**Problem statement:** Nothing but the records, repeated word for word and free of pictures, belongs in the answer.

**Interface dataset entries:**
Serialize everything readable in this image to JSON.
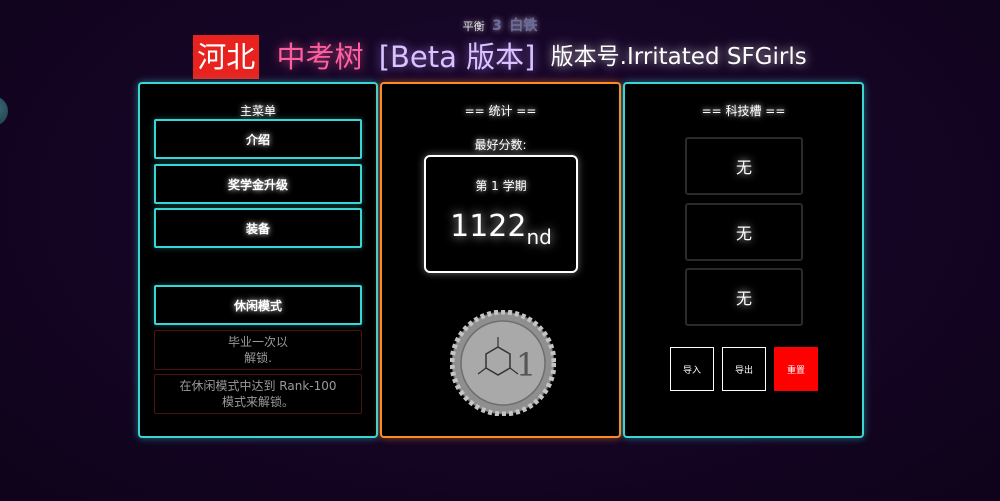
{
  "status": {
    "balance_label": "平衡",
    "balance_value": "3",
    "grade": "白铁"
  },
  "header": {
    "province": "河北",
    "game_name": "中考树",
    "beta_tag": "[Beta 版本]",
    "version": "版本号.Irritated SFGirls"
  },
  "main_menu": {
    "title": "主菜单",
    "intro_label": "介绍",
    "scholarship_label": "奖学金升级",
    "equipment_label": "装备",
    "casual_mode_label": "休闲模式",
    "locked_1_line1": "毕业一次以",
    "locked_1_line2": "解锁.",
    "locked_2_line1": "在休闲模式中达到 Rank-100",
    "locked_2_line2": "模式来解锁。"
  },
  "stats": {
    "title": "== 统计 ==",
    "best_score_label": "最好分数:",
    "semester": "第 1 学期",
    "rank_number": "1122",
    "rank_suffix": "nd",
    "coin_numeral": "1"
  },
  "tech": {
    "title": "== 科技槽 ==",
    "slots": [
      "无",
      "无",
      "无"
    ],
    "import_label": "导入",
    "export_label": "导出",
    "reset_label": "重置"
  },
  "colors": {
    "cyan_border": "#39d6d6",
    "orange_border": "#ff8a1f",
    "province_red": "#e8231f",
    "game_name_pink": "#ff5fa0",
    "reset_red": "#ff0000"
  }
}
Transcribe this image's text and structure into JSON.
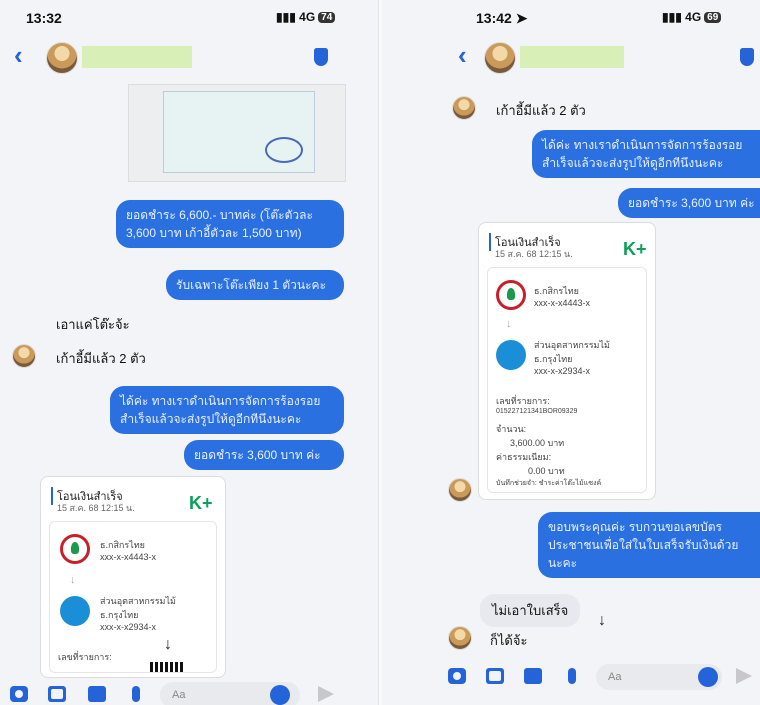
{
  "left": {
    "status": {
      "time": "13:32",
      "signal": "4G",
      "battery": "74"
    },
    "messages": {
      "out1": "ยอดชำระ 6,600.- บาทค่ะ (โต๊ะตัวละ 3,600 บาท เก้าอี้ตัวละ 1,500 บาท)",
      "out2": "รับเฉพาะโต๊ะเพียง 1 ตัวนะคะ",
      "in1": "เอาแค่โต๊ะจ้ะ",
      "in2": "เก้าอี้มีแล้ว 2 ตัว",
      "out3": "ได้ค่ะ ทางเราดำเนินการจัดการร้องรอย สำเร็จแล้วจะส่งรูปให้ดูอีกทีนึงนะคะ",
      "out4": "ยอดชำระ 3,600 บาท ค่ะ"
    },
    "receipt": {
      "title": "โอนเงินสำเร็จ",
      "date": "15 ส.ค. 68  12:15 น.",
      "logo": "K+",
      "from_bank": "ธ.กสิกรไทย",
      "from_acct": "xxx-x-x4443-x",
      "to_name": "ส่วนอุตสาหกรรมไม้",
      "to_bank": "ธ.กรุงไทย",
      "to_acct": "xxx-x-x2934-x",
      "ref_label": "เลขที่รายการ:"
    },
    "input_placeholder": "Aa"
  },
  "right": {
    "status": {
      "time": "13:42",
      "signal": "4G",
      "battery": "69"
    },
    "messages": {
      "in1": "เก้าอี้มีแล้ว 2 ตัว",
      "out1": "ได้ค่ะ ทางเราดำเนินการจัดการร้องรอย สำเร็จแล้วจะส่งรูปให้ดูอีกทีนึงนะคะ",
      "out2": "ยอดชำระ 3,600 บาท ค่ะ",
      "out3": "ขอบพระคุณค่ะ รบกวนขอเลขบัตรประชาชนเพื่อใส่ในใบเสร็จรับเงินด้วยนะคะ",
      "in2": "ไม่เอาใบเสร็จ",
      "in3": "ก็ได้จ้ะ"
    },
    "receipt": {
      "title": "โอนเงินสำเร็จ",
      "date": "15 ส.ค. 68  12:15 น.",
      "logo": "K+",
      "from_bank": "ธ.กสิกรไทย",
      "from_acct": "xxx-x-x4443-x",
      "to_name": "ส่วนอุตสาหกรรมไม้",
      "to_bank": "ธ.กรุงไทย",
      "to_acct": "xxx-x-x2934-x",
      "ref_label": "เลขที่รายการ:",
      "ref_value": "015227121341BOR09329",
      "amount_label": "จำนวน:",
      "amount": "3,600.00 บาท",
      "fee_label": "ค่าธรรมเนียม:",
      "fee": "0.00 บาท",
      "footer": "บันทึกช่วยจำ: ชำระค่าโต๊ะไม้แซงค์"
    },
    "input_placeholder": "Aa"
  },
  "icons": {
    "back": "chevron-left-icon",
    "shield": "shield-icon",
    "camera": "camera-icon",
    "image": "image-icon",
    "briefcase": "briefcase-icon",
    "mic": "mic-icon",
    "emoji": "emoji-icon",
    "send": "send-icon",
    "scroll": "arrow-down-icon"
  },
  "colors": {
    "accent": "#2b70e0",
    "kplus": "#0aa05a",
    "namebar": "#d8f0b8"
  }
}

**Worked solution:**
Serialize everything readable in this image to JSON.
{
  "status": {
    "balance_label": "平衡",
    "balance_value": "3",
    "grade": "白铁"
  },
  "header": {
    "province": "河北",
    "game_name": "中考树",
    "beta_tag": "[Beta 版本]",
    "version": "版本号.Irritated SFGirls"
  },
  "main_menu": {
    "title": "主菜单",
    "intro_label": "介绍",
    "scholarship_label": "奖学金升级",
    "equipment_label": "装备",
    "casual_mode_label": "休闲模式",
    "locked_1_line1": "毕业一次以",
    "locked_1_line2": "解锁.",
    "locked_2_line1": "在休闲模式中达到 Rank-100",
    "locked_2_line2": "模式来解锁。"
  },
  "stats": {
    "title": "== 统计 ==",
    "best_score_label": "最好分数:",
    "semester": "第 1 学期",
    "rank_number": "1122",
    "rank_suffix": "nd",
    "coin_numeral": "1"
  },
  "tech": {
    "title": "== 科技槽 ==",
    "slots": [
      "无",
      "无",
      "无"
    ],
    "import_label": "导入",
    "export_label": "导出",
    "reset_label": "重置"
  },
  "colors": {
    "cyan_border": "#39d6d6",
    "orange_border": "#ff8a1f",
    "province_red": "#e8231f",
    "game_name_pink": "#ff5fa0",
    "reset_red": "#ff0000"
  }
}
Transcribe this image's text and structure into JSON.
{
  "left": {
    "status": {
      "time": "13:32",
      "signal": "4G",
      "battery": "74"
    },
    "messages": {
      "out1": "ยอดชำระ 6,600.- บาทค่ะ (โต๊ะตัวละ 3,600 บาท เก้าอี้ตัวละ 1,500 บาท)",
      "out2": "รับเฉพาะโต๊ะเพียง 1 ตัวนะคะ",
      "in1": "เอาแค่โต๊ะจ้ะ",
      "in2": "เก้าอี้มีแล้ว 2 ตัว",
      "out3": "ได้ค่ะ ทางเราดำเนินการจัดการร้องรอย สำเร็จแล้วจะส่งรูปให้ดูอีกทีนึงนะคะ",
      "out4": "ยอดชำระ 3,600 บาท ค่ะ"
    },
    "receipt": {
      "title": "โอนเงินสำเร็จ",
      "date": "15 ส.ค. 68  12:15 น.",
      "logo": "K+",
      "from_bank": "ธ.กสิกรไทย",
      "from_acct": "xxx-x-x4443-x",
      "to_name": "ส่วนอุตสาหกรรมไม้",
      "to_bank": "ธ.กรุงไทย",
      "to_acct": "xxx-x-x2934-x",
      "ref_label": "เลขที่รายการ:"
    },
    "input_placeholder": "Aa"
  },
  "right": {
    "status": {
      "time": "13:42",
      "signal": "4G",
      "battery": "69"
    },
    "messages": {
      "in1": "เก้าอี้มีแล้ว 2 ตัว",
      "out1": "ได้ค่ะ ทางเราดำเนินการจัดการร้องรอย สำเร็จแล้วจะส่งรูปให้ดูอีกทีนึงนะคะ",
      "out2": "ยอดชำระ 3,600 บาท ค่ะ",
      "out3": "ขอบพระคุณค่ะ รบกวนขอเลขบัตรประชาชนเพื่อใส่ในใบเสร็จรับเงินด้วยนะคะ",
      "in2": "ไม่เอาใบเสร็จ",
      "in3": "ก็ได้จ้ะ"
    },
    "receipt": {
      "title": "โอนเงินสำเร็จ",
      "date": "15 ส.ค. 68  12:15 น.",
      "logo": "K+",
      "from_bank": "ธ.กสิกรไทย",
      "from_acct": "xxx-x-x4443-x",
      "to_name": "ส่วนอุตสาหกรรมไม้",
      "to_bank": "ธ.กรุงไทย",
      "to_acct": "xxx-x-x2934-x",
      "ref_label": "เลขที่รายการ:",
      "ref_value": "015227121341BOR09329",
      "amount_label": "จำนวน:",
      "amount": "3,600.00 บาท",
      "fee_label": "ค่าธรรมเนียม:",
      "fee": "0.00 บาท",
      "footer": "บันทึกช่วยจำ: ชำระค่าโต๊ะไม้แซงค์"
    },
    "input_placeholder": "Aa"
  },
  "icons": {
    "back": "chevron-left-icon",
    "shield": "shield-icon",
    "camera": "camera-icon",
    "image": "image-icon",
    "briefcase": "briefcase-icon",
    "mic": "mic-icon",
    "emoji": "emoji-icon",
    "send": "send-icon",
    "scroll": "arrow-down-icon"
  },
  "colors": {
    "accent": "#2b70e0",
    "kplus": "#0aa05a",
    "namebar": "#d8f0b8"
  }
}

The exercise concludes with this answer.